If you think NSAID use is only a problem for old geezers with imminent risk of heart attack, note that heart attack is also the No. 1 killer of women and adequate cause to worry about your entire family, especially teen-age daughters who take these bad boys monthly for premenstrual pain. In addition to kidney problems, GI bleeding, and liver problems, these agents are increasingly linked to heart attacks, which will draw huge industry smoke screens as investigators nail down the scope of risk across all age groups. Is there a connection between NSAID use at any age and later heart attack? This question must be answered! If investigators receive the support this deserves, we may see a scenario very reminiscent of Luther Terry and his report on smoking in the early 1960s. That was smoking, and NSAIDs are a "smoking gun" in the runaway increase in heart attack deaths, especially among women.
The drug companies will say it's diabetes, obesity, stress and who knows what else, which may be true, but the following may be a more subtle but just as deadly case for NSAIDs. Imagine the most inner layer of an artery as covered by vinyl floor tile akin to your kitchen. Each time an NSAID is swallowed there is a chance a corner of one or another tile can be lifted by the "pro-inflammatory", yes, the pro-inflammatory action of these "anti-inflammatory" drugs. If others and I are correct, that pro-inflammatory action of damaging these lining cells is enough to cause plaque initiation, which can be affected by many things, but may kill years later. Can a woman who took these drugs monthly as a teen in the midst of her period, a perfect storm of inflammation, be damaged by the pro-inflammatory action of a drug promising just the opposite, and die 30 or 40 yrs later? The quote above makes the point! These agents are deadly, 30,000 people die from GI bleeds related to taking them, and that could pale if the link to heart attacks is established.

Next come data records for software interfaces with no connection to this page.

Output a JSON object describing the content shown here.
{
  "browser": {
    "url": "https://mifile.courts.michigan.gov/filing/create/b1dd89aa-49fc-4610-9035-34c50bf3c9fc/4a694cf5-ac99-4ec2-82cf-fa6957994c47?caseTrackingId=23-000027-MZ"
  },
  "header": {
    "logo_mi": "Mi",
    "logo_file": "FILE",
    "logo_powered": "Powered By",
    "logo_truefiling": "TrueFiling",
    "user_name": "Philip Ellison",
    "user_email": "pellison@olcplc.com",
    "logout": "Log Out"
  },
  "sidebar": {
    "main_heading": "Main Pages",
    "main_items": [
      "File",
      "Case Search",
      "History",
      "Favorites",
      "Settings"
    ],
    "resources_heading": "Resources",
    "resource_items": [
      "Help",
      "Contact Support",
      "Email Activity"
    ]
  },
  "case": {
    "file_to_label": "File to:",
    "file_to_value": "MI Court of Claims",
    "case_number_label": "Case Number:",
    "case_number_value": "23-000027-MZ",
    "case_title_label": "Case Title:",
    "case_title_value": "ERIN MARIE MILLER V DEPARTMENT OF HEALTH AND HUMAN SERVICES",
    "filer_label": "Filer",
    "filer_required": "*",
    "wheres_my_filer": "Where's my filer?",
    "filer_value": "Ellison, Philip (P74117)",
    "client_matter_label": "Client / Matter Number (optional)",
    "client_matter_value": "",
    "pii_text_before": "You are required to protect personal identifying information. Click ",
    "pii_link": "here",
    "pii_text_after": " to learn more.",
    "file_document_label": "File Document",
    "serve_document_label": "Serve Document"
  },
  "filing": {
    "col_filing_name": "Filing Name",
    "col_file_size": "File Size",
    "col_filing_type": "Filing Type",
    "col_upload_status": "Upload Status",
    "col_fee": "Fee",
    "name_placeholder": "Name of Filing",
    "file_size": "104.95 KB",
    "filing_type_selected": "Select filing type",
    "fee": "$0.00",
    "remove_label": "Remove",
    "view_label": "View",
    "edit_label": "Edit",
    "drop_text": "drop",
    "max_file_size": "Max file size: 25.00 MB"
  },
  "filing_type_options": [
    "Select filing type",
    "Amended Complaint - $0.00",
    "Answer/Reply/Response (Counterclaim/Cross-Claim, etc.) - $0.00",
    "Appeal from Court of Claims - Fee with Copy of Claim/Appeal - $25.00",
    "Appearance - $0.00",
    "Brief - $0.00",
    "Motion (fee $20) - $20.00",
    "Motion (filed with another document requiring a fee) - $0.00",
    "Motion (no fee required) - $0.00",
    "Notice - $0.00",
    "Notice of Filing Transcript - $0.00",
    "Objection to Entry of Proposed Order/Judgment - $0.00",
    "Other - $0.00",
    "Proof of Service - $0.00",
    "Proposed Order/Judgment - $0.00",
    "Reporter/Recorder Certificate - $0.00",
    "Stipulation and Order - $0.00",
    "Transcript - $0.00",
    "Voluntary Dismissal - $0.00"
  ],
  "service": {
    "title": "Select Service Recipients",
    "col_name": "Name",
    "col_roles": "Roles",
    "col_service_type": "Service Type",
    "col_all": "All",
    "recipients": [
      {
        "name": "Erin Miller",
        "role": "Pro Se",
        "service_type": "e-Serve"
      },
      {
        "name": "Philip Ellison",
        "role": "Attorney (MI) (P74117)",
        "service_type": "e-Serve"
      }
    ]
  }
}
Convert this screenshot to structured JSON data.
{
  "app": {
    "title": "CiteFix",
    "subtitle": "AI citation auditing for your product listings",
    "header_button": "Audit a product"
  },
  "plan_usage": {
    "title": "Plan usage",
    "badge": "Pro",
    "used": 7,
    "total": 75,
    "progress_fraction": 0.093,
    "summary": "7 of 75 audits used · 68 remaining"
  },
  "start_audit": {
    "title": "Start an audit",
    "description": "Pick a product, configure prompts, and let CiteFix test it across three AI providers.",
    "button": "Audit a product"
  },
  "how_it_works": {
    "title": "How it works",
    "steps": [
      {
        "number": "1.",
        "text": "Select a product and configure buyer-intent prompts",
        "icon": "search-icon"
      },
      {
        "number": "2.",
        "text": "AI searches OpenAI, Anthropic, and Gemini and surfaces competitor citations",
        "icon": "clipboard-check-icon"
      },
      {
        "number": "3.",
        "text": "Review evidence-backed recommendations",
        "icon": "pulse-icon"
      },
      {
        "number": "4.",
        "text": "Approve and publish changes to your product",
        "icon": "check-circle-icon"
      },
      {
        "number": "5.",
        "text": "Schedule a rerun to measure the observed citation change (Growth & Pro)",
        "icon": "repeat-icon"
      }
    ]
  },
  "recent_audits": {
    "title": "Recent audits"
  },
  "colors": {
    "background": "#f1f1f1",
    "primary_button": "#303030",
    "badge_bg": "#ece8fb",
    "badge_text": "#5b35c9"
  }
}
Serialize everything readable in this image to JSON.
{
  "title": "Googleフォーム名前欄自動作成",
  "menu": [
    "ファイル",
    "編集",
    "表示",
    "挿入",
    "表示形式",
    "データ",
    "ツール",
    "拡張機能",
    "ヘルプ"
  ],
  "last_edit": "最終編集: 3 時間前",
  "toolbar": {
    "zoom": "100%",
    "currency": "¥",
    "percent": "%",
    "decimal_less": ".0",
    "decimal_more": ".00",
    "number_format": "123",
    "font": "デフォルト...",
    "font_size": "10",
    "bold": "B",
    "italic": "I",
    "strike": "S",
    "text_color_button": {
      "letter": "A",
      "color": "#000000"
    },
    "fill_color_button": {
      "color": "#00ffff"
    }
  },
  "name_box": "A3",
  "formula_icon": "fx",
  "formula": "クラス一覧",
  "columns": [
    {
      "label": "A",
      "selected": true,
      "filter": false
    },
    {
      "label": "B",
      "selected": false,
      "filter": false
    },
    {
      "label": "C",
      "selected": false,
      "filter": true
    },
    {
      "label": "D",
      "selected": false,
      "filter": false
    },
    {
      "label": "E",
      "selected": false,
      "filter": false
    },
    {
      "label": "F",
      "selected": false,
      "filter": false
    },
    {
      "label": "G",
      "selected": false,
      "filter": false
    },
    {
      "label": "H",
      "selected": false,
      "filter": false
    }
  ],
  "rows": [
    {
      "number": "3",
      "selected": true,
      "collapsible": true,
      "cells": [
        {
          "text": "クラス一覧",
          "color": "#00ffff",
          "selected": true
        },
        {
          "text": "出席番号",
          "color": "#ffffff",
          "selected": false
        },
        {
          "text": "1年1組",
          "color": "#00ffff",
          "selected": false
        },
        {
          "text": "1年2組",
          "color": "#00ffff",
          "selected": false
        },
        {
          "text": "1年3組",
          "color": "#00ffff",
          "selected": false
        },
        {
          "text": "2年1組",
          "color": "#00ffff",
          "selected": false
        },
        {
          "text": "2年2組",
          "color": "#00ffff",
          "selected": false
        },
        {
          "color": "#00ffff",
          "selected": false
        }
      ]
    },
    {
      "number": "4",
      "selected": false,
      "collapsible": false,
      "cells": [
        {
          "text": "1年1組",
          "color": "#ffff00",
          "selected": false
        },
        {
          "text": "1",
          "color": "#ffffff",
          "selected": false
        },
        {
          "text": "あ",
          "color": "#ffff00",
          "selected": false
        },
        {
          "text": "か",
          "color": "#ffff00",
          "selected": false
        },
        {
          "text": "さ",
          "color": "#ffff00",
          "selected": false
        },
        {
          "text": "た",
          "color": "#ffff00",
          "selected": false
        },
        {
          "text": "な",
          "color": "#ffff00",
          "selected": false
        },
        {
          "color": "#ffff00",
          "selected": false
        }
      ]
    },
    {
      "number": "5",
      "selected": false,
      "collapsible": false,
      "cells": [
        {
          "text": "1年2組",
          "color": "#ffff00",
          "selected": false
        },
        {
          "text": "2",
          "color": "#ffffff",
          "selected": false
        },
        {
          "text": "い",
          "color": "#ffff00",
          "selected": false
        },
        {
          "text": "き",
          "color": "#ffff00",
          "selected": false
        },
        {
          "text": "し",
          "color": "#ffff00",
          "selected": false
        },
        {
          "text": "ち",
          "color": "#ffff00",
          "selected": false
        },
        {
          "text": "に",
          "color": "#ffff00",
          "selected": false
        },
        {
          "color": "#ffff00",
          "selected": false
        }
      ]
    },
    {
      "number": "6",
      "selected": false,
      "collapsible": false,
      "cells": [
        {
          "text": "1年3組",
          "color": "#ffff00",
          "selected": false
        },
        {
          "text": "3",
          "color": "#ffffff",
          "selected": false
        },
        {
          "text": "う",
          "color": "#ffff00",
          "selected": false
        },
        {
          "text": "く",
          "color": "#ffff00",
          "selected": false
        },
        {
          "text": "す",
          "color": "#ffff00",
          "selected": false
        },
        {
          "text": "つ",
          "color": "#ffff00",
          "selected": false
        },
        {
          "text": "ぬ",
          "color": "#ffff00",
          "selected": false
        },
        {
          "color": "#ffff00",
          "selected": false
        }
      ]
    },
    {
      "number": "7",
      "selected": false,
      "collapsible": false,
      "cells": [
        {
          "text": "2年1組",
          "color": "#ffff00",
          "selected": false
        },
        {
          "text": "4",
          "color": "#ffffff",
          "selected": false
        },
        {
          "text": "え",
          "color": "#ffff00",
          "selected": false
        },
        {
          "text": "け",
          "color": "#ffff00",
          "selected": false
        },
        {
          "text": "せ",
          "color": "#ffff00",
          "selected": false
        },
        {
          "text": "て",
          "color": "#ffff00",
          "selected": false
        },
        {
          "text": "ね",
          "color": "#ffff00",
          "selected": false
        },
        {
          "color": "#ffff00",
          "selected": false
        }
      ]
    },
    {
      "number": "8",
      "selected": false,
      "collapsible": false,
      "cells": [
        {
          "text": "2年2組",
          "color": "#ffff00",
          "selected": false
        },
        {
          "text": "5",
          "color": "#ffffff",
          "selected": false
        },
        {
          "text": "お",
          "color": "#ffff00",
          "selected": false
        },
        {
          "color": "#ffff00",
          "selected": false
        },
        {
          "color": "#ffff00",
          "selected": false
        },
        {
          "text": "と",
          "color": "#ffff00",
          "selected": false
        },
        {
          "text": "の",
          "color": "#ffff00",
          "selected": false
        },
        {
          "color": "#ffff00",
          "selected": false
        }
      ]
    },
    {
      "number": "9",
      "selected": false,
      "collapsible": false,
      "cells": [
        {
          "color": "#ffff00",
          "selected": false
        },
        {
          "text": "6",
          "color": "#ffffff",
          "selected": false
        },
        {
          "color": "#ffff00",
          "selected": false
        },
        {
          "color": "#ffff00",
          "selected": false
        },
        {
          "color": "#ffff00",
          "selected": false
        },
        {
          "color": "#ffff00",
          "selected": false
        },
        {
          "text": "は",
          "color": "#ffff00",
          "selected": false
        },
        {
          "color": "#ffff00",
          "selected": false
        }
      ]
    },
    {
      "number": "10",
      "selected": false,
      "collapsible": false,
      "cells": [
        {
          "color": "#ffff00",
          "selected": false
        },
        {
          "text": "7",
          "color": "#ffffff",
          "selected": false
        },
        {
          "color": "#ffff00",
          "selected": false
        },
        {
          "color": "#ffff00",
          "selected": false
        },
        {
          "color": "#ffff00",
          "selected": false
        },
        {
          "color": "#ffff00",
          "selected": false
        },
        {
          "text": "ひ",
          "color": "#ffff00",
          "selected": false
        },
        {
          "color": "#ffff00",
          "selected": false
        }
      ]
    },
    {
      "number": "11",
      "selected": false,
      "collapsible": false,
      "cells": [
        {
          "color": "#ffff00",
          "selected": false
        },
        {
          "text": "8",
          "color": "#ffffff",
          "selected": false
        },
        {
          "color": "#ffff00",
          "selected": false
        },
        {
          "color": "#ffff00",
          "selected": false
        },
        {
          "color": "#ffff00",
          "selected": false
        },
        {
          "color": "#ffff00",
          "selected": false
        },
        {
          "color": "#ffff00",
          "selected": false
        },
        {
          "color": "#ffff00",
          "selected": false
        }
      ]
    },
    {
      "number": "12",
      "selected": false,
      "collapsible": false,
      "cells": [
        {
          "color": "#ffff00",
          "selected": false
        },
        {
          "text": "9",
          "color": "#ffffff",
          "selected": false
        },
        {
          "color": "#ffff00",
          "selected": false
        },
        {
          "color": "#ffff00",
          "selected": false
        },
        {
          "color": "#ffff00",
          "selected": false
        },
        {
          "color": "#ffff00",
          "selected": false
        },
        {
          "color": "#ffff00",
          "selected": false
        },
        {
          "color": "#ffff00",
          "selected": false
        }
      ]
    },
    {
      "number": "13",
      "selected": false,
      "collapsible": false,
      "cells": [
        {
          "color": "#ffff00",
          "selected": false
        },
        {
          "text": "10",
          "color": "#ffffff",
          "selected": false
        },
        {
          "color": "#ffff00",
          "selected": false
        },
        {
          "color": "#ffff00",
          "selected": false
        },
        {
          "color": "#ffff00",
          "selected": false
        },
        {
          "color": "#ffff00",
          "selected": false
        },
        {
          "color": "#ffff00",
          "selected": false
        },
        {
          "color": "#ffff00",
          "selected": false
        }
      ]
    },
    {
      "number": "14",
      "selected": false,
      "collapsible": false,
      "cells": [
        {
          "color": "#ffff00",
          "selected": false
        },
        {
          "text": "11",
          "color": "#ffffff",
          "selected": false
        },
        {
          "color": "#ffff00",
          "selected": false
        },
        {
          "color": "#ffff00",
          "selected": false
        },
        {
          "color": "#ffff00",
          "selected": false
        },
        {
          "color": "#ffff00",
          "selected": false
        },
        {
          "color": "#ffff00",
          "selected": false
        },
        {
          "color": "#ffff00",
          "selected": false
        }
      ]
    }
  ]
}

435,000 women in the U.S. have heart attacks each year, nearly 10,000 of them under 45. If 50,000 Americans died from heart attacks caused by Vioxx, do NSAIDs also contribute to the epidemic we are seeing in women? That is the question scientists are looking at, and I would add -- at what age? Subtract 30 from 43 and bulls-eye! It is naive to think you may take these drugs, damage an artery, and simply have that damage disappear.
To pursue the natural balance of things in the direction of premenstrual pain, studies in Italy and here in the U.S. report excellent relief of pelvic pain with pulsed electromagnetic field technology in women of reproductive age including premenstrual cramping, and today designer models of cell phone size are soon to be available. A most amusing recollection is that of a young woman who had severe Premenstrual Disability Disorder (PMDD) who found for the first time in her adult life that she could remain at work if she sat at her desk with a transformer tethered device tucked inside her slacks. As karma might have it, she rose to answer a phone near her and later related, "that thing sure relieved my pain, but it almost disrobed me when I ran for the other phone". I assured her the technology worked just as well outside clothing whence she reminded me that using both hands demanded a less lady-like application.
Humor aside, others and I are very concerned that, like cigarette smoking, there will be much roaring and posturing before the very real issue of NSAIDs causing heart attack and stroke is fairly reviewed. Young women are seduced monthly to take these agents, but must be mindful of the statement above by a woman scientist. NSAID safety is an issue in any population and may be even more sinister in our teenagers.
About the author
Considered a senior scientist in the field of pulsed electromagnetic field technology Dr Gordon speaks internationally on this topic. Beginning in 1980, he has accumulated the largest clinical experience in the United States in treating human illness and injury. An admirer of Rachel Carson, author of Silent Spring, Dr Gordon agrees with her that, "man made solutions imposed upon the natural balance of things diminish the experience of mankind". He sees drugs and surgery reflective of such man-made solutions and has been a pioneer in establishing the universal force of electromagnetism as "the natural balance of things" in tissue restoration after injury and illnes.